10 acres in Thermal, about 520 miles to the Ferry Plaza Farmers Market
Robert Lower along with his sons Eric and Ian, Christina Kelso, Pedro, Carolina and Maria Medina and World-Wide Workers on Organic Farms.
Robert bought his property--desert land that he cleared, irrigated, and planted with over 1,200 palms--in 1979. Flying Disc Ranch has become a tropical rainforest-type ecosystem, host to a wealth of wildlife. Different varieties of date palm are interplanted with citrus and all the date trees are hand-pollinated. Since the Coachella Valley is part of the great Mojave Desert and dates require a lot of moisture, Robert creates a "green oasis," with lots of water, compost, mulch and a year-round cover crop. Robert farms using a combination of techniques from many farming traditions; he has come to farm the way he does through "observation, adaptation and accident." He describes his ranch as "100% permaculture" and never uses any synthetic or organic pesticides. Despite the ecological methods he employs, Robert says he "will never be certified anything."
Nature is used to manage insects. Habitats for predators such as hawks, owls and snakes are encouraged to control rodent populations. Spiders and predatory insects prey on white flies and fruit beetles. Net bags and paper cones keep insects, birds, and other pests away from fruit, a technique that minimizes waste and provides moisture protection to the developing fruit.
The farms's soil is built with aged compost, cover crops, manure, and decomposed mulch. No tilling or discing techniques are used.

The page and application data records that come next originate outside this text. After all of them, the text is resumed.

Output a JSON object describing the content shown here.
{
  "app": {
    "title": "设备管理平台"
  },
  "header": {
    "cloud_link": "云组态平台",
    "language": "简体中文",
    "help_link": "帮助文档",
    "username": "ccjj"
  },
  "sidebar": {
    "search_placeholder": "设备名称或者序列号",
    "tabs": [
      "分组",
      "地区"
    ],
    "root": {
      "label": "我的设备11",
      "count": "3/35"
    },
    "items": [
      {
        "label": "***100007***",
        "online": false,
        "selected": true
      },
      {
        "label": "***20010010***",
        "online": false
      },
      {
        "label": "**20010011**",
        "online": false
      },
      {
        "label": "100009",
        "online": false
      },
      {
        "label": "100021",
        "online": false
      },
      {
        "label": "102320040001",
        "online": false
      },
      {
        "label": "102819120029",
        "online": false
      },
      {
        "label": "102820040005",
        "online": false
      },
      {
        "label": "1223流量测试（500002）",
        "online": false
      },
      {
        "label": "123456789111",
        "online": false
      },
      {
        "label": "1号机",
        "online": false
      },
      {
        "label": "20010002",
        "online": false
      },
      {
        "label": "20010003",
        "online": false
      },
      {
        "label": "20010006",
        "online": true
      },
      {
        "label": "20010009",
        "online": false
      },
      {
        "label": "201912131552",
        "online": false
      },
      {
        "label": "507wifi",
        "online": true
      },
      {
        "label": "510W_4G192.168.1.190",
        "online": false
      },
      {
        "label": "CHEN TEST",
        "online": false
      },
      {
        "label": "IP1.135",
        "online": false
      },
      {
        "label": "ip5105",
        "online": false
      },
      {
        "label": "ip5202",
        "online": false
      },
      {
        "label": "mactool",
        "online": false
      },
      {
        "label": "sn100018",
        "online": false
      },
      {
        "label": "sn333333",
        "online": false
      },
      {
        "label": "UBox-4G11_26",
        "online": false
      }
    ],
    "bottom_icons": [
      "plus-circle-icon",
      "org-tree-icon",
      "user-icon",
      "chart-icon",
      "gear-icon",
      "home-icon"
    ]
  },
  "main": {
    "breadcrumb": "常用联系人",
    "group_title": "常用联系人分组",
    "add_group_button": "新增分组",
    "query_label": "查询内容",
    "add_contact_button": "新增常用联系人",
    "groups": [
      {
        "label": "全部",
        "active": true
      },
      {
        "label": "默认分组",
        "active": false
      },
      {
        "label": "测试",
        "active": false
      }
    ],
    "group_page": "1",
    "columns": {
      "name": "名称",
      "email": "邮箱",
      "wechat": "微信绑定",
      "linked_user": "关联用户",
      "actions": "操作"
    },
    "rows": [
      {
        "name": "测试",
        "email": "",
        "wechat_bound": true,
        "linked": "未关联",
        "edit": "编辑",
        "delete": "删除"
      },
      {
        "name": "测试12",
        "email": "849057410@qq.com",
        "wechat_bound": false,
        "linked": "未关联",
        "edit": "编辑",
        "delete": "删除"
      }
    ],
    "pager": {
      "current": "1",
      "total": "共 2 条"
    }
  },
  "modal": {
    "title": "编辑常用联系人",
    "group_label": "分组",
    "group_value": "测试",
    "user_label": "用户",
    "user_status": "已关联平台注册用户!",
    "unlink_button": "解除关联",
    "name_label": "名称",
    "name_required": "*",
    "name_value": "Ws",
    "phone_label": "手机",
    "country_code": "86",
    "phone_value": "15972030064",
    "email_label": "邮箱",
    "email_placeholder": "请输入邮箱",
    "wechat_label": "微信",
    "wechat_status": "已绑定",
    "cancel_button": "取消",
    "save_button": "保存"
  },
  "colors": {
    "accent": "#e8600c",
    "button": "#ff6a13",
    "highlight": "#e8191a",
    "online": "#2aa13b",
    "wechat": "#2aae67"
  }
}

About 25% of the water used on Flying Disc Ranch is deep well water, and 75% is Colorado River water. Irrigation water is aerated so that the plants can absorb it better, and both flood and drip irrigation techniques are used.